=== INFORMATION ===

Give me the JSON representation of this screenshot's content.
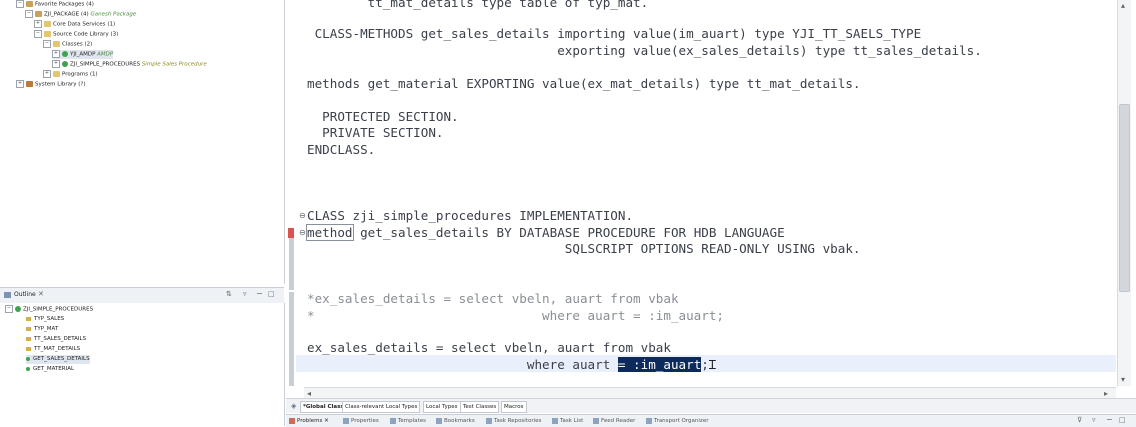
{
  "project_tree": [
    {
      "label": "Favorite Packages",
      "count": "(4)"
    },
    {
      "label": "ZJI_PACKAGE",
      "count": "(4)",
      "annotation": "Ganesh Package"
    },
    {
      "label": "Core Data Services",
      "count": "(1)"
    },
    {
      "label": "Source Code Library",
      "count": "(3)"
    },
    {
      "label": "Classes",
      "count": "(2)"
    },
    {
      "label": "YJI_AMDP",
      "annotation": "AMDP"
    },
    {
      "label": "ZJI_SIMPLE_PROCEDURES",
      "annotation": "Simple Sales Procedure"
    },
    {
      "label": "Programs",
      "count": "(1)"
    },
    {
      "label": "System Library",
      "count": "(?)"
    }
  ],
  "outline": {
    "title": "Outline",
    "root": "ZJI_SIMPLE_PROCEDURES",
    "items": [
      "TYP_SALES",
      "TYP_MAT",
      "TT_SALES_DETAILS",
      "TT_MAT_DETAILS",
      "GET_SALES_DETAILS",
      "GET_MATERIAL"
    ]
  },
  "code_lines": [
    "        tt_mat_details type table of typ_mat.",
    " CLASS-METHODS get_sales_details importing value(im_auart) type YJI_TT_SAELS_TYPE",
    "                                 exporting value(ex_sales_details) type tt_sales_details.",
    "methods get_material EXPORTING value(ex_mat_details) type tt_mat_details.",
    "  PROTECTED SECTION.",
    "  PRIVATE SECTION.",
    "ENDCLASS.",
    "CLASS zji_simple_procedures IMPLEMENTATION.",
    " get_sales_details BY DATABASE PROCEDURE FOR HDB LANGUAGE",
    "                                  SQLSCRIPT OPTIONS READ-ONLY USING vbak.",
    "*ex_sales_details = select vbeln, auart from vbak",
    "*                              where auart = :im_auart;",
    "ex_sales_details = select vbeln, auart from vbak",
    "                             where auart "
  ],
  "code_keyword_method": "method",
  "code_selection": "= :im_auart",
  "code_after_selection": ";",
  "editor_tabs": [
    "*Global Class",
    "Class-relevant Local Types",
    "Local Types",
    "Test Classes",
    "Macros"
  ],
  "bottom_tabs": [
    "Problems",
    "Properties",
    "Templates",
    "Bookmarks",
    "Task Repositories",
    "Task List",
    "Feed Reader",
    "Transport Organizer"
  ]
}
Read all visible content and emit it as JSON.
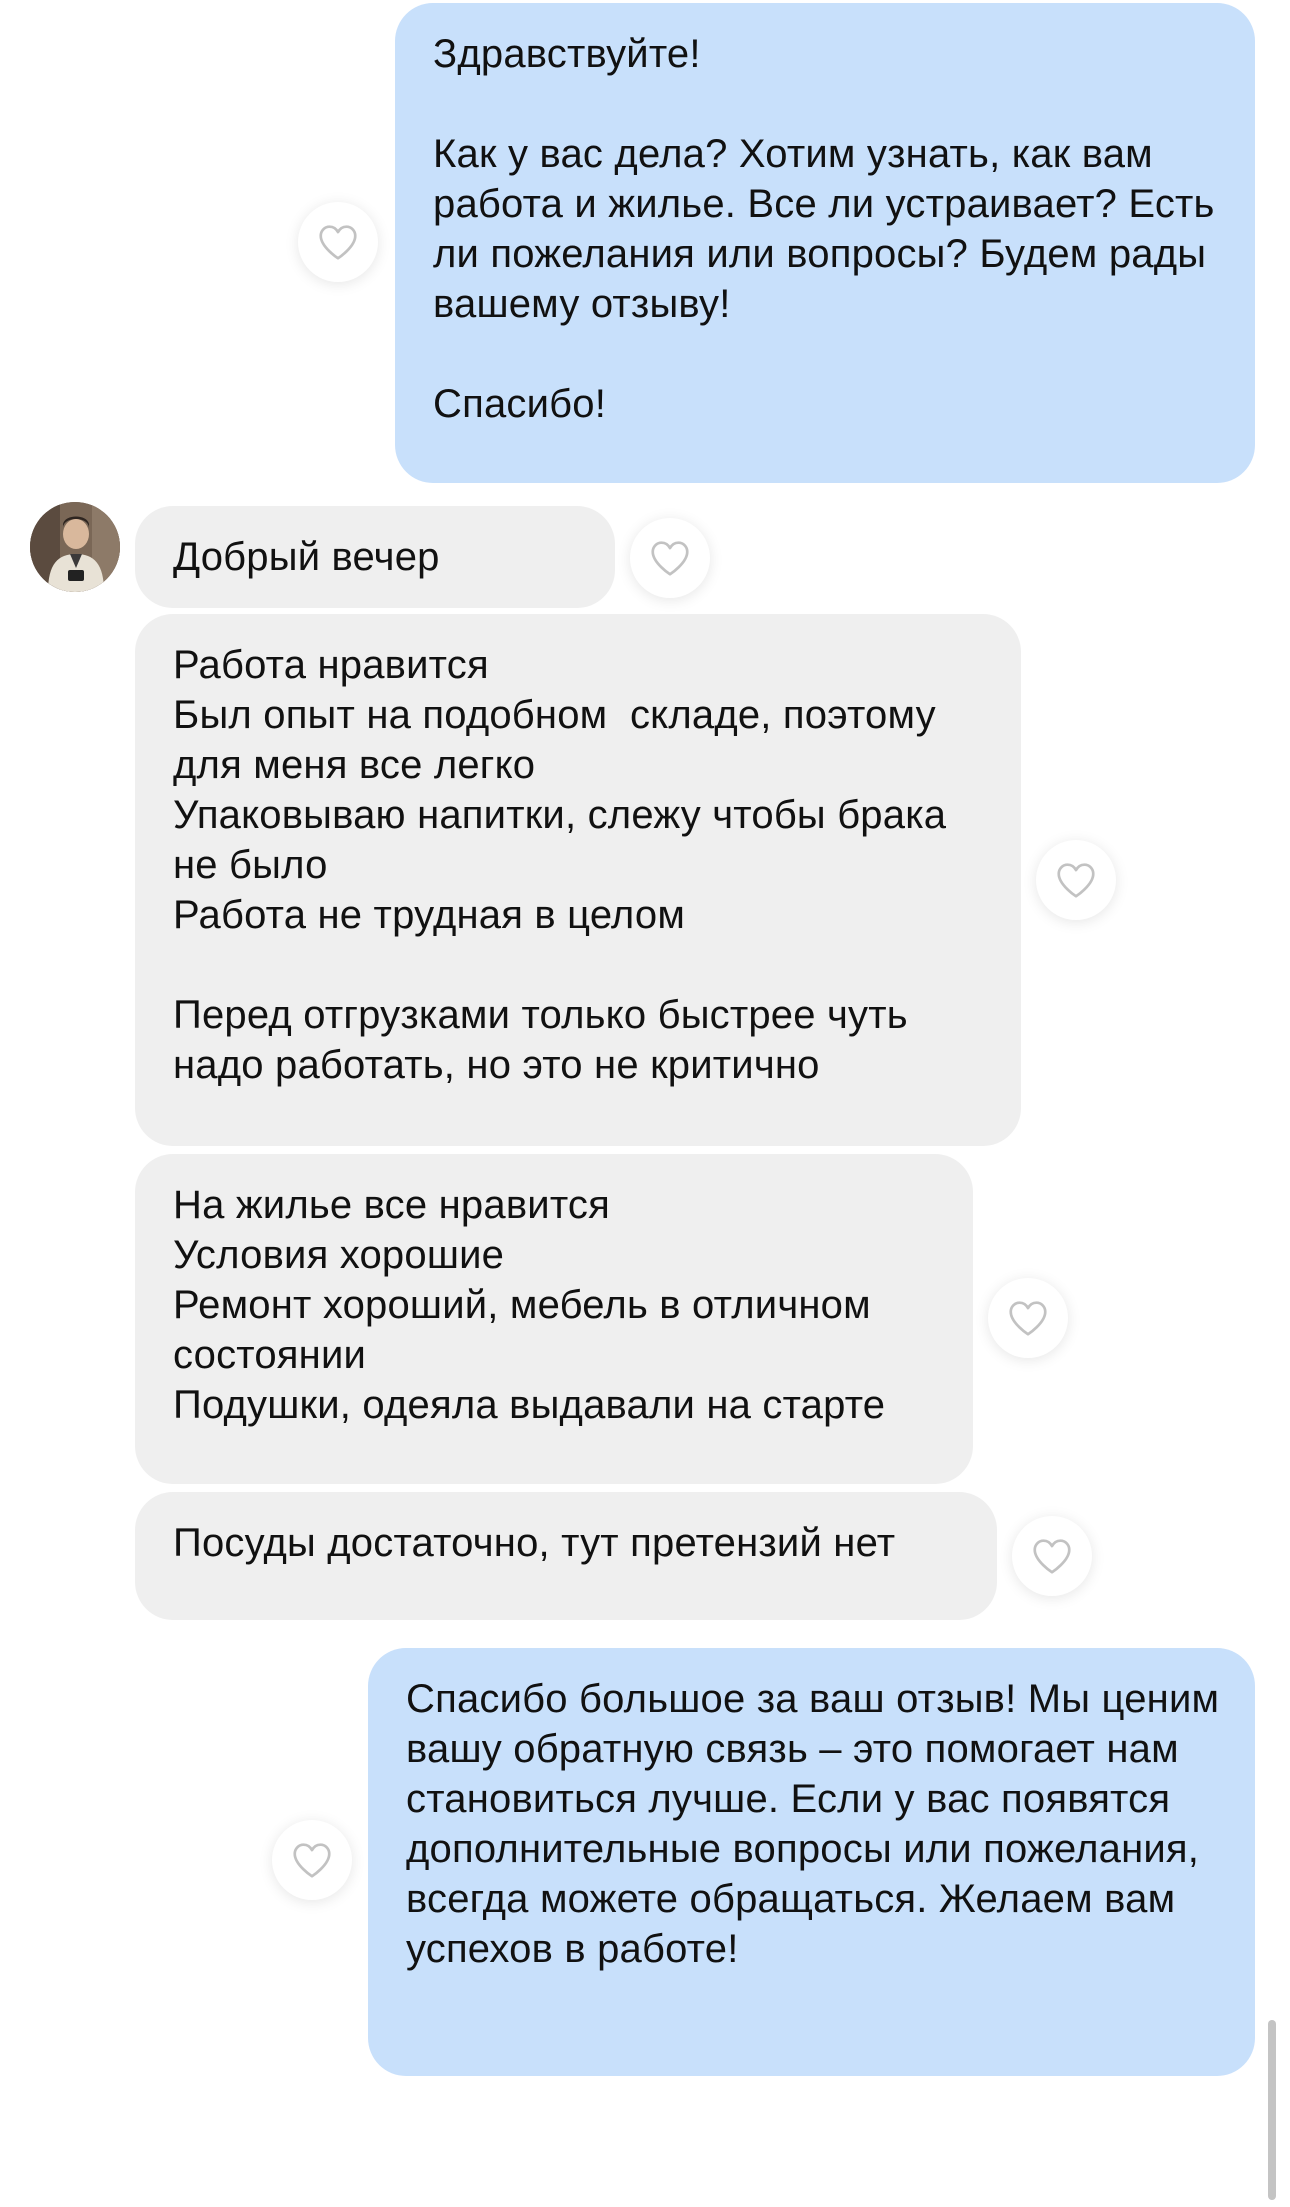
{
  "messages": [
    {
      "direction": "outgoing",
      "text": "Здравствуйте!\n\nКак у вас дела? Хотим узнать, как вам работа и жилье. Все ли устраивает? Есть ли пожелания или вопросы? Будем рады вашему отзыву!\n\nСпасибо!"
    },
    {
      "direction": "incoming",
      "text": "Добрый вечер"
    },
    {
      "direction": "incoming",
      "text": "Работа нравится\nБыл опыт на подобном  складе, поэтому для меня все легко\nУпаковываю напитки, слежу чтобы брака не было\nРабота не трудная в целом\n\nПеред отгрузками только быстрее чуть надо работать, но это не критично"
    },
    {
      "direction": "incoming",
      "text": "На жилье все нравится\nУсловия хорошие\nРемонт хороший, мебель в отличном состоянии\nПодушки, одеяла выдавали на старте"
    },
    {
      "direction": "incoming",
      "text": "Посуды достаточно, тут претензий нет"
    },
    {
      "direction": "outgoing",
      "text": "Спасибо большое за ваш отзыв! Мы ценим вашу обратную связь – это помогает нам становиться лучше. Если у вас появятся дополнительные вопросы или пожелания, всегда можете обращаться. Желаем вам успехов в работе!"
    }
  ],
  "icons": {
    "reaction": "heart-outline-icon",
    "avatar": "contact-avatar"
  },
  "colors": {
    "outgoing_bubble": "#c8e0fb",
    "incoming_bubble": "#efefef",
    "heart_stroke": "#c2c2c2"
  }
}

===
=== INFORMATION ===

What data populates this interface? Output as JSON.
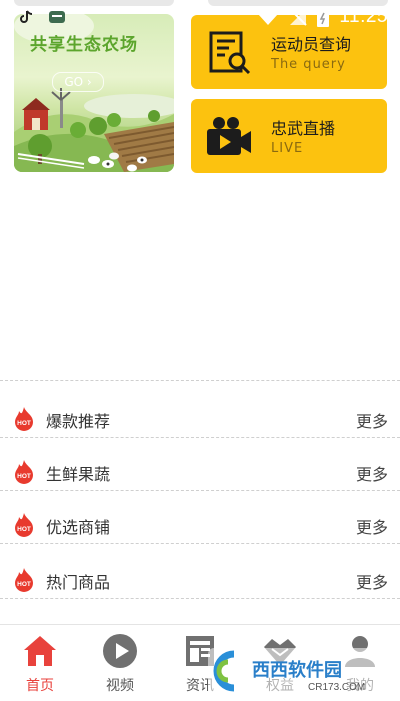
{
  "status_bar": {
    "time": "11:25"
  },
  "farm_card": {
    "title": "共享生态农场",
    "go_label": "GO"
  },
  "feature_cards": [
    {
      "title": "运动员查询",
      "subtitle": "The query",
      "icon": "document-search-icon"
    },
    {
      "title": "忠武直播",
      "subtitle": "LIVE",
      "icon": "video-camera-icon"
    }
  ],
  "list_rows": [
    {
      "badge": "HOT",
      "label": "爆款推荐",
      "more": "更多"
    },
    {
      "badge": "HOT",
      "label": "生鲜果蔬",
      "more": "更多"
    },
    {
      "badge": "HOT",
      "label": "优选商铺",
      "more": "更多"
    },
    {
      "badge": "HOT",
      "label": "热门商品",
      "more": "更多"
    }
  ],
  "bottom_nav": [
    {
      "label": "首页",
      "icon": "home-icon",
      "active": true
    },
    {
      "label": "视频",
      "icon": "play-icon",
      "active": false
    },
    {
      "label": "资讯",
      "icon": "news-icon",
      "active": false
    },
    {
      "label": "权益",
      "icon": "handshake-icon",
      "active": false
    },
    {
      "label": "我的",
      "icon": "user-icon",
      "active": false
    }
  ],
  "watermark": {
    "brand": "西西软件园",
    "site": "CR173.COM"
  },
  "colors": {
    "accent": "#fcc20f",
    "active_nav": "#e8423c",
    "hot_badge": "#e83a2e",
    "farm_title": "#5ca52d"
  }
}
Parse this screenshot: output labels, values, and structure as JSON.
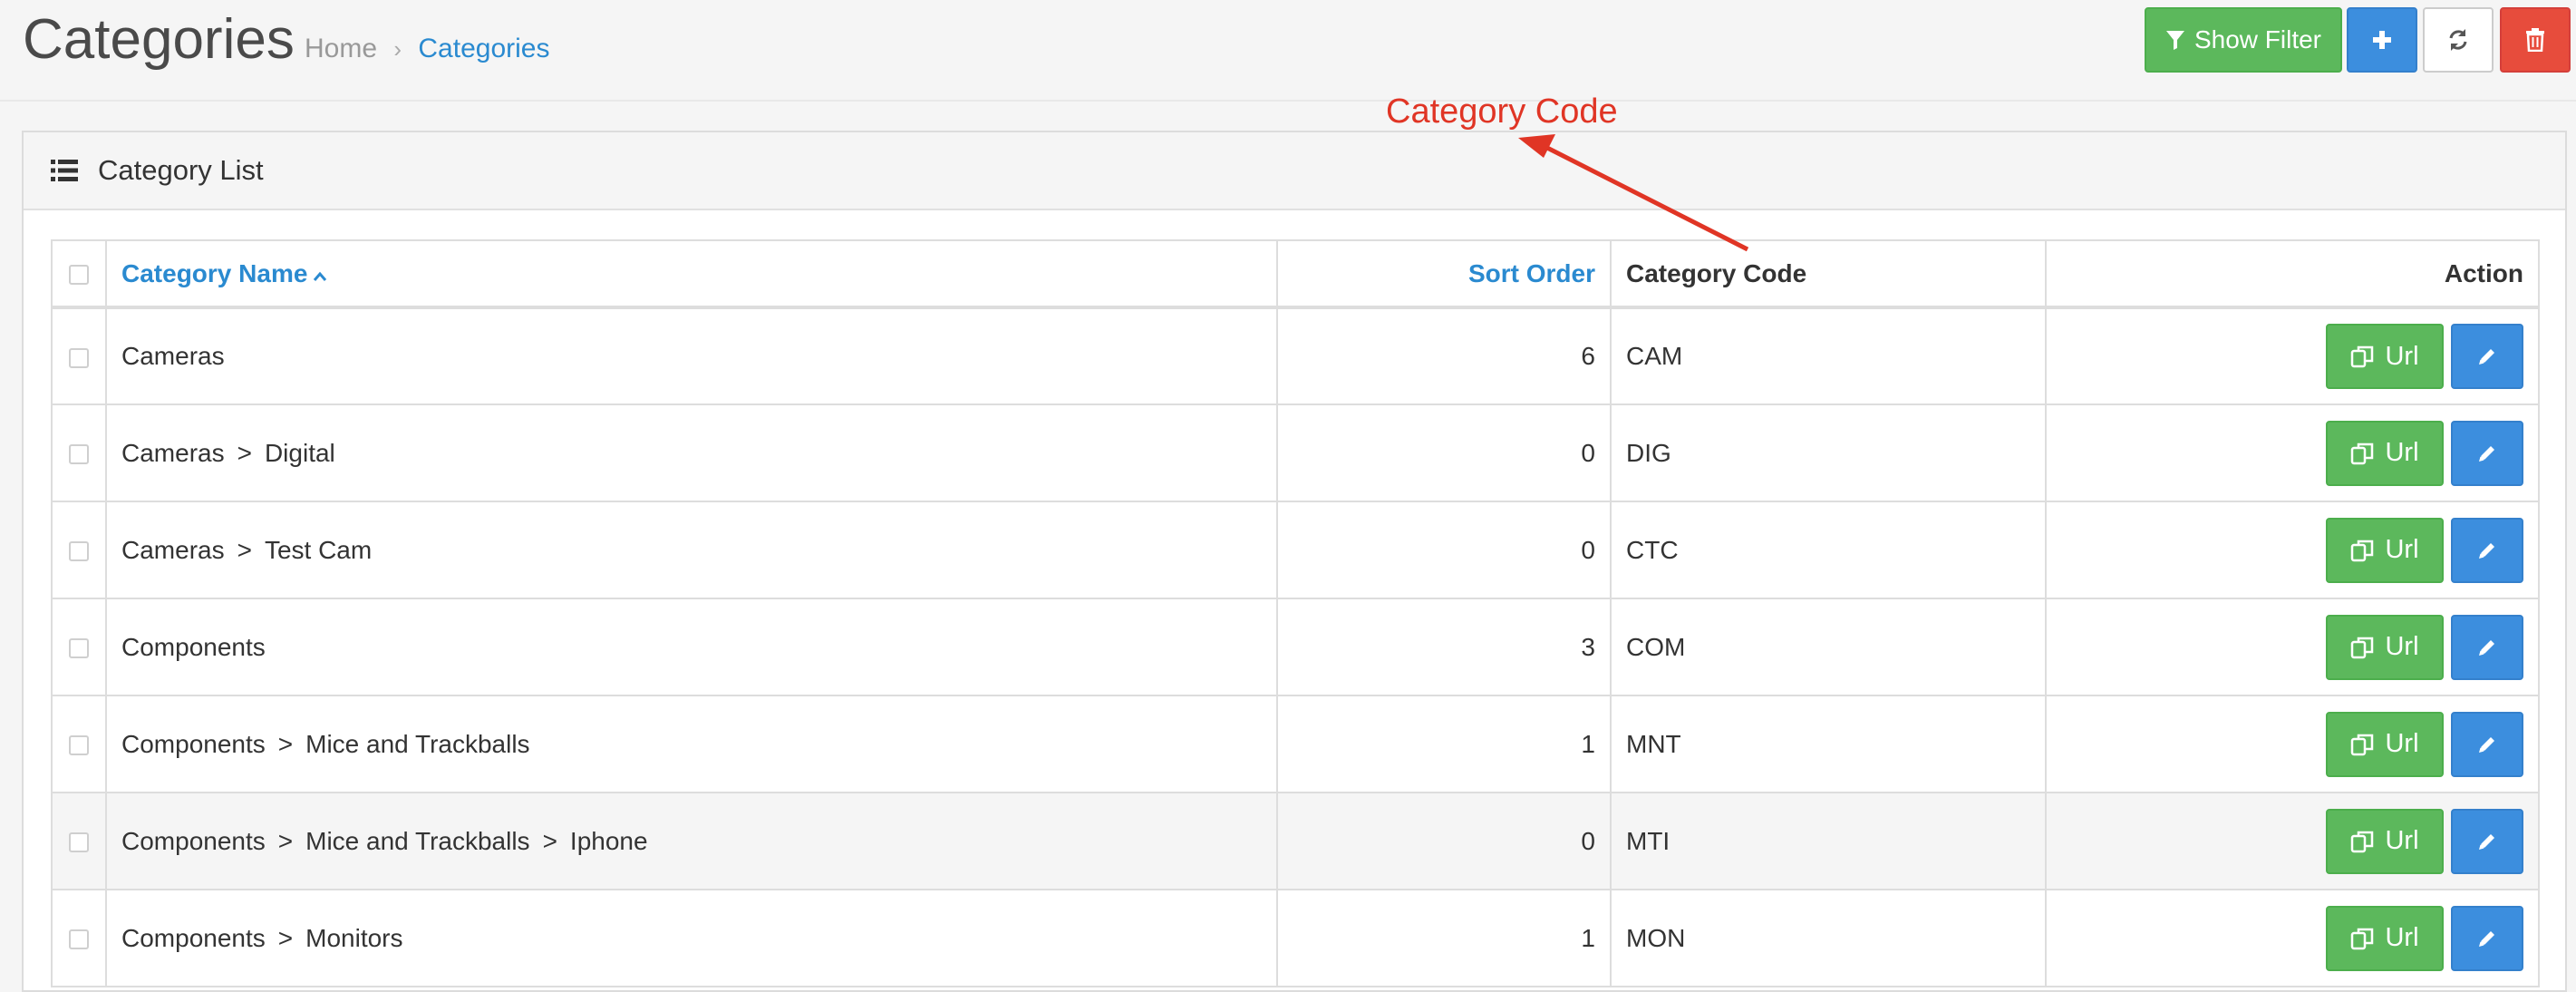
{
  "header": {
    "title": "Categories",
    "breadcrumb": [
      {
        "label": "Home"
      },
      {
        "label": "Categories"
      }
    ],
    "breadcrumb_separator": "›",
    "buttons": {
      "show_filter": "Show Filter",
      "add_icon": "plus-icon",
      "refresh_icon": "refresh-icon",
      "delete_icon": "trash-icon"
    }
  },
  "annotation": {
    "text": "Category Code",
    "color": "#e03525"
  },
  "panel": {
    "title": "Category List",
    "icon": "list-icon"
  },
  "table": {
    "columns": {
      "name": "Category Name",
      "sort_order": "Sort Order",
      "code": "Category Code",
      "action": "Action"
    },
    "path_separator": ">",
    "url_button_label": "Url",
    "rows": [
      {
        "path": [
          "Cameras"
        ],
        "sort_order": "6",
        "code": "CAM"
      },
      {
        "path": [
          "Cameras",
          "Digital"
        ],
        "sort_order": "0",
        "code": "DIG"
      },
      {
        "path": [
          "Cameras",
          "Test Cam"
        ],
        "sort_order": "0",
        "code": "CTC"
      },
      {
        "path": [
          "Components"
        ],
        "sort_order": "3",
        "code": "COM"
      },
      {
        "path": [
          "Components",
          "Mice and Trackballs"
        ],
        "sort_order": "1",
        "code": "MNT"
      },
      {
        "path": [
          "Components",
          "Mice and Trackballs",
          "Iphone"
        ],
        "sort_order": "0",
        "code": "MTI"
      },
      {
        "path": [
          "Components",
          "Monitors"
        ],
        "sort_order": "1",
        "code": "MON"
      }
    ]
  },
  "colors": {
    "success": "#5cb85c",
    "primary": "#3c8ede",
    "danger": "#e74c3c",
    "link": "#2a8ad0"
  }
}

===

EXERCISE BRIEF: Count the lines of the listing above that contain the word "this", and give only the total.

RESPONSE AREA: 3